With the advent of toehold switch RNA elements and the invention of functional fibers with electrical and optical properties, more complex biosensing systems have emerged. Currently. Toehold switch-based biosensors have been developed to enable inexpensive, paper-based, cell-free visual diagnostics. In theory, the toehold switch can detect almost any RNA sequence. However, the sensitivity of the sensor decreased when longer mRNAs were detected. This may be due to the secondary structure of long mRNAs making them inaccessible, resulting in reduced sensor sensitivity. At CD BioSciences, we introduced "Helper RNAs" into a toehold switch-based biosensor to improve its sensitivity to detect long mRNAs.

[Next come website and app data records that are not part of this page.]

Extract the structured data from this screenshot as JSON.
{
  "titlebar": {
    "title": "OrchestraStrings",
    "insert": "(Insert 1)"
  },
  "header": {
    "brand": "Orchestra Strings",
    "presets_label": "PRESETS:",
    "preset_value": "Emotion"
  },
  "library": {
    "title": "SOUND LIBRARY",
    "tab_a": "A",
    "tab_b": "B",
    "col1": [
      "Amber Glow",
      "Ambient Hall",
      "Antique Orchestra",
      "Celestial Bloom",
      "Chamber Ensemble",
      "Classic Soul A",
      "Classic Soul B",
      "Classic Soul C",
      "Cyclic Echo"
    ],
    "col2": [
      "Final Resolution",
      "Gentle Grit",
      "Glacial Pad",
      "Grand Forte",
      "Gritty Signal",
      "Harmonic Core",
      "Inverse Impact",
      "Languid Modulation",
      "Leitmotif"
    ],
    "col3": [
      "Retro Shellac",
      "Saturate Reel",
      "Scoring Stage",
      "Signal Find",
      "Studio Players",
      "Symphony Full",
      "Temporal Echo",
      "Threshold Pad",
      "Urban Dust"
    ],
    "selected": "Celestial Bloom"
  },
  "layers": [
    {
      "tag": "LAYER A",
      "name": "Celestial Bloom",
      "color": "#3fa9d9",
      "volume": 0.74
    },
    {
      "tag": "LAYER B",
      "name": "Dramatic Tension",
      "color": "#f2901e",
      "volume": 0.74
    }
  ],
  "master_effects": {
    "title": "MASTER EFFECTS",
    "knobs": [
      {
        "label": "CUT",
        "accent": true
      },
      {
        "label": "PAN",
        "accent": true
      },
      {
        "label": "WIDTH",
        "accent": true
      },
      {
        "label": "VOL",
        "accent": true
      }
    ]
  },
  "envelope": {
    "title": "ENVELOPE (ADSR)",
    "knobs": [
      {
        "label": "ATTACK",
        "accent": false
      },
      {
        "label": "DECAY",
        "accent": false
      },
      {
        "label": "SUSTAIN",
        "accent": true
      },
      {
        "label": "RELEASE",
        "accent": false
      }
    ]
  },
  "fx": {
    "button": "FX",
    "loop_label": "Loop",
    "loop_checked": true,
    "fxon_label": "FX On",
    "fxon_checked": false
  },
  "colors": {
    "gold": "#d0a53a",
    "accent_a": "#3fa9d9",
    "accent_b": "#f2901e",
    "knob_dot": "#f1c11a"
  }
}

Synthetic biology utilizes custom biological circuit technology to design modular biosensors, logic circuits, and output devices to achieve new control over biological systems. Similar to other toehold switch biosensor development services, in this development service, we also need to design a specific toehold switch RNA based on the target mRNA, and construct the RNA element and other reagents such as isothermal amplification enzymes into a gene circuit. The difference is that in this development service, we introduce helper RNAs that target several tens of nt upstream and downstream of the target RNA sequence. Applying helper RNAs around the target sequence helps the mRNA open up its secondary structure, making it easier to trigger the toehold switch to increase the sensitivity of the sensor.
Our toehold switch sensor with the helper RNAs development service mainly includes the following steps.
1. Synthesis of toehold switch. First, we need to determine the target sequence of the target and use machine learning algorithms to design and optimize the toehold switch, and finally synthesize the toehold switch under our high-end laboratory conditions.
2. Construction of helper RNAs. According to the target RNA sequence of about 30 nt upstream and/or downstream of the target sequence, helper RNAs that can bind to it are designed to unravel the local structure formed by the target RNA sequence and adjacent RNAs to weaken the secondary structure of the target mRNA. stability.
3. Construction of gene circuits. Mix the toehold switch RNA and helper RNAs designed in the first two steps with various enzymes and other reagents to construct a biological circuit. If a cell-free system is used, the cell-free system also needs to be constructed.
4. The constructed gene circuit is connected with output devices, etc., and finally, a biosensor based on the toehold switch with helper RNAs is constructed.
As a biotechnology company representing the international level, CD BioSciences relies on the toehold switches technology platform and an experienced team of experts to provide researchers engaged in biosensor development with customized toehold switch sensors with the helper RNAs development service. If you are interested in this service of ours, please contact us directly.